The basic idea is to design the facade of the building is a living tissue that uses a parametric form on the right amount of sunlight has been formed.
Mathematical parametric and algorithmic procedures most often have proven far too rigid to productively engage the complex cultural, societal, economic, and political projects facing architects today. Designing buildings and cities using parametric and scripting design tools may often appear visually stunning, but for the most part, these designs tend to incorporate far too many blind assumptions to be able to respond with nuance to real-world situations.
Today, many leading designers who engaged in parametric design over the past ten to fifteen years would to some extent agree. Moving away from the delimiting input techniques used to derive building forms and urban typologies, the design vanguard has begun focusing more on the performative and affective qualities of architecture design and its practice.

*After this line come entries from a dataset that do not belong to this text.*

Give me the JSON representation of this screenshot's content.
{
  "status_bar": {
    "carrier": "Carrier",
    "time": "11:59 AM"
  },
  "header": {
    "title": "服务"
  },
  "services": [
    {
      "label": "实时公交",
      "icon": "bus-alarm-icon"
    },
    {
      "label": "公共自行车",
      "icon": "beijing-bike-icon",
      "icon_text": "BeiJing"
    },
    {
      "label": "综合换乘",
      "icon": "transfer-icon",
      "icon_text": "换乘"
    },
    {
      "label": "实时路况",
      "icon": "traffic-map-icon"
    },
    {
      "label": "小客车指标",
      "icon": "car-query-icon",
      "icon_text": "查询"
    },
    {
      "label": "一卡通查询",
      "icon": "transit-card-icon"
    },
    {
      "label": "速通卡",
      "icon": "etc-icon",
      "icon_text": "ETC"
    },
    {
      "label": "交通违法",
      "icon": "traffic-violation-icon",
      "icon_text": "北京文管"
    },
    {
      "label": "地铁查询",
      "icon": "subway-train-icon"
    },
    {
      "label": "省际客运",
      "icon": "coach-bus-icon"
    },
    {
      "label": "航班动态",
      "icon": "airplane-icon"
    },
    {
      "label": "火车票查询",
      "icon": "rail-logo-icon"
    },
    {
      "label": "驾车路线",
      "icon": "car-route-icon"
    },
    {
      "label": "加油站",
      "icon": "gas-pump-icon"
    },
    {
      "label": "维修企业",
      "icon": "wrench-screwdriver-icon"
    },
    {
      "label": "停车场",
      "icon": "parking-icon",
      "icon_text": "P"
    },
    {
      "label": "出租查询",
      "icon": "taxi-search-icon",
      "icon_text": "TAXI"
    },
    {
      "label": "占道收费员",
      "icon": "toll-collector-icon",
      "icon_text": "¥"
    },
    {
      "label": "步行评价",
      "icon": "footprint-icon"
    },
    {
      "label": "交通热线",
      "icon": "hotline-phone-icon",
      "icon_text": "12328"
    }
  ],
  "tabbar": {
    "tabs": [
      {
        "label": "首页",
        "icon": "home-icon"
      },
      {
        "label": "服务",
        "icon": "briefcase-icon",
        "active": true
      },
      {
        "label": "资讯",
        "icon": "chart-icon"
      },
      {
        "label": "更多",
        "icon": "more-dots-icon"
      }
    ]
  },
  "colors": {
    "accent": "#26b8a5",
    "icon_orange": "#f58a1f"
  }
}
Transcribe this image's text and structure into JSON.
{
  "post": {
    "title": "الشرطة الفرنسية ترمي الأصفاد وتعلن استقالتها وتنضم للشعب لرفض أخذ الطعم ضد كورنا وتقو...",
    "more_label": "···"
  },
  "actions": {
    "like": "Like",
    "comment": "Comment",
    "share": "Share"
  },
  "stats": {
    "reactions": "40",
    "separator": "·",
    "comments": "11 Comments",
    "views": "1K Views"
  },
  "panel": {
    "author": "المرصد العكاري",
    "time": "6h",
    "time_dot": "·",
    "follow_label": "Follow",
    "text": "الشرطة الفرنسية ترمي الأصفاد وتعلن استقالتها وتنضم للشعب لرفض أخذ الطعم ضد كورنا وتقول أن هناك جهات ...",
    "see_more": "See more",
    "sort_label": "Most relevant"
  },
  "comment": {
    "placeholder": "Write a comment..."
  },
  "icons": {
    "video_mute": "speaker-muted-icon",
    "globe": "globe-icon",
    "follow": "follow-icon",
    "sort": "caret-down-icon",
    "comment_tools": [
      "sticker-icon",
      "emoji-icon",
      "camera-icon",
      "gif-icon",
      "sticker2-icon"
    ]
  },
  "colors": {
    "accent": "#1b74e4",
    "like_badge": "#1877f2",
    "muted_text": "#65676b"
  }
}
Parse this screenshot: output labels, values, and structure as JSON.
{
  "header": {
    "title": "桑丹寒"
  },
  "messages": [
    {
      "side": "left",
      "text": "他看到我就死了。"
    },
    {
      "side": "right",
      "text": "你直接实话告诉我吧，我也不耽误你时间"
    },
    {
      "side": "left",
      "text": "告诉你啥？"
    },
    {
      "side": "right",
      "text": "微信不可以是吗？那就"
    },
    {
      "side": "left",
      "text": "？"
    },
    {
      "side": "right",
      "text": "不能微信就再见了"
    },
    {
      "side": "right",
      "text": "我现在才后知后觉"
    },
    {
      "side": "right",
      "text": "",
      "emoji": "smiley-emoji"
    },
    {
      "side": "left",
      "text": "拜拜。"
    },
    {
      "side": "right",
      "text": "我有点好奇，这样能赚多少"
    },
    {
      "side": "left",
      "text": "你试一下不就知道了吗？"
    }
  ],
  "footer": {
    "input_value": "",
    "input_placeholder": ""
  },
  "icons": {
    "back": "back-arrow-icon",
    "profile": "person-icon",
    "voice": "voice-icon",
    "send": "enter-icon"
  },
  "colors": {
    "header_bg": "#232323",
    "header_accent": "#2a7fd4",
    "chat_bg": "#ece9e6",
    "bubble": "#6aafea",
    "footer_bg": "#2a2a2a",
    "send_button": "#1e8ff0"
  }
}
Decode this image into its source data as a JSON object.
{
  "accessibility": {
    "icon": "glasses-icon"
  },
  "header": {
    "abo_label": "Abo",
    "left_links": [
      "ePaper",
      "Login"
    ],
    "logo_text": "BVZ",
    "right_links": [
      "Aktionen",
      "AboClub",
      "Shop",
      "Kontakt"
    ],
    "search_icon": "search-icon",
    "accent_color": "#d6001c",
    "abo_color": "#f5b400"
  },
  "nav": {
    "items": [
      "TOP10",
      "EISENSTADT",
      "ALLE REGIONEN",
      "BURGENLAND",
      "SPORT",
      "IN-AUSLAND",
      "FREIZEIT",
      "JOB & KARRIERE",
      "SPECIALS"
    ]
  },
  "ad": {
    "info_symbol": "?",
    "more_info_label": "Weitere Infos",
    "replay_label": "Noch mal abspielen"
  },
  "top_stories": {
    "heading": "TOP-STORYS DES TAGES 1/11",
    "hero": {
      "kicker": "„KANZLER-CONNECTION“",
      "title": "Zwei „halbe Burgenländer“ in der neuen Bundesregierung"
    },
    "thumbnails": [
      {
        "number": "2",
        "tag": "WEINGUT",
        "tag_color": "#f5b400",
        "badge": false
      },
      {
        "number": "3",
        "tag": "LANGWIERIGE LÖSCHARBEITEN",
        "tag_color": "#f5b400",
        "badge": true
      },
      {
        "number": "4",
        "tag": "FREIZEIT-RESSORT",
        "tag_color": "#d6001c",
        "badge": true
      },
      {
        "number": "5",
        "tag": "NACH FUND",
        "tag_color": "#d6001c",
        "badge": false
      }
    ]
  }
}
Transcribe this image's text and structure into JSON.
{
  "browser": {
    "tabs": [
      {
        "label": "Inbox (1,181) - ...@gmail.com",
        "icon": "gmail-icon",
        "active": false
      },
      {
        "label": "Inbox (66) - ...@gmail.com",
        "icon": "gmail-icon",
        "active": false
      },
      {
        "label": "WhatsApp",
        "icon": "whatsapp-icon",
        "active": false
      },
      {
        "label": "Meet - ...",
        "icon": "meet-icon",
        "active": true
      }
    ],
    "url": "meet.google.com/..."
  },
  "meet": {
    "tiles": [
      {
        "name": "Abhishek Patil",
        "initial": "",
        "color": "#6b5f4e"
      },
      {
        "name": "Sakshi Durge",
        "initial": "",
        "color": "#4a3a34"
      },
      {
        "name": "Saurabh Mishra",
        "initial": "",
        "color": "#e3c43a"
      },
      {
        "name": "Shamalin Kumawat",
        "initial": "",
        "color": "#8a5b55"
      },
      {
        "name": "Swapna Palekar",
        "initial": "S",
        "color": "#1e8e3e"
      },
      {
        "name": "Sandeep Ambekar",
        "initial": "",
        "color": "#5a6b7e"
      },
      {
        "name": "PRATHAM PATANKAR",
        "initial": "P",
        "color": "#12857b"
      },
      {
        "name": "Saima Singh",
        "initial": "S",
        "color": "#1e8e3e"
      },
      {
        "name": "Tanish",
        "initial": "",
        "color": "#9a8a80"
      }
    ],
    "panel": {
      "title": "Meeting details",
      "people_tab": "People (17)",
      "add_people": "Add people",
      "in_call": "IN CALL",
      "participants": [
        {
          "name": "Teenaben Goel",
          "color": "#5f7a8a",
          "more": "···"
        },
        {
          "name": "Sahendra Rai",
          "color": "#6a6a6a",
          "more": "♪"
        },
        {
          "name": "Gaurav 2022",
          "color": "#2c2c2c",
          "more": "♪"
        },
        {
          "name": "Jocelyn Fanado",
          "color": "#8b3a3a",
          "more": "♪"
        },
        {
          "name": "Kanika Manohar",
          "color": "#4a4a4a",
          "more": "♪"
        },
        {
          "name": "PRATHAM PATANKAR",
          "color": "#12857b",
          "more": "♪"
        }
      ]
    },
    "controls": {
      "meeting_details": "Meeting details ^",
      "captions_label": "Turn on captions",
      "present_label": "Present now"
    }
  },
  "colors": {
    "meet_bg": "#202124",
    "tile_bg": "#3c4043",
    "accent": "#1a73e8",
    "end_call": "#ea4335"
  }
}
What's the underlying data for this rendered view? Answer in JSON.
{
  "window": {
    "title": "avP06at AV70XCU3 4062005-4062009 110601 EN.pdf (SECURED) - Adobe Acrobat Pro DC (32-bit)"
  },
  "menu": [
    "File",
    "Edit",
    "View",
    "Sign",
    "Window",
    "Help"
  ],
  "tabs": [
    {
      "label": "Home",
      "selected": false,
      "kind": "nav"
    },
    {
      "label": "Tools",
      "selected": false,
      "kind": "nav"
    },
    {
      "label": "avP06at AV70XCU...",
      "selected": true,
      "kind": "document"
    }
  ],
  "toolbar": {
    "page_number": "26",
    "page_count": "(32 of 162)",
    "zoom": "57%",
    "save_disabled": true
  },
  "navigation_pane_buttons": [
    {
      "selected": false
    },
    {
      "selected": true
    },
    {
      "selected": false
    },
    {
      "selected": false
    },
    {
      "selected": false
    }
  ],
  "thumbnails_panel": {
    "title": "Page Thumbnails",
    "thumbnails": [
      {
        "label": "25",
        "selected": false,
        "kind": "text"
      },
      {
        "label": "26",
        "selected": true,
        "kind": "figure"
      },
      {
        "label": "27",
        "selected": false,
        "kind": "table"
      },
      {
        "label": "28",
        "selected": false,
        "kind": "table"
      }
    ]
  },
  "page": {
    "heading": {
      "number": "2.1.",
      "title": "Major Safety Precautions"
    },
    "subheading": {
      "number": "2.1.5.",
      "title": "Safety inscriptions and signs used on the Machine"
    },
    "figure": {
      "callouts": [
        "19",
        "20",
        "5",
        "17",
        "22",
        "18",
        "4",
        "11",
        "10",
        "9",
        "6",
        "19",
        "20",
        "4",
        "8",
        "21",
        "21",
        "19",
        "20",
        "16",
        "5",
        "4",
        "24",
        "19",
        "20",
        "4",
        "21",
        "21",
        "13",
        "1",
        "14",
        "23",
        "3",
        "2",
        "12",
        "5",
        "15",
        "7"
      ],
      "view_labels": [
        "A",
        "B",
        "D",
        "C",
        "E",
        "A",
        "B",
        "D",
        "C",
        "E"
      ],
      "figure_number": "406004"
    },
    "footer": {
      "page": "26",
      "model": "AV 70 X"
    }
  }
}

(The limit to these parametric studies being pursued primarily by students and faculty at Columbia University, the Architectural Association, and other graduate schools—were the forms themselves, which appeared grossly inarticulate, undefined, and too difficult to construct. Besides Lynn and UN Studio, several architects began to deepen their research to engage a more detailed building scale: William Massie, Mark Burry, Mark Goldthorpe, Office dA, SHoP, Coop Himmelb(l)au, Asymptote, Jesse Reiser, Zaha Hadid, and Ocean North are only a few of the most original architects to pursue design and fabrication techniques that investigated ideas relevant to parametric systems.)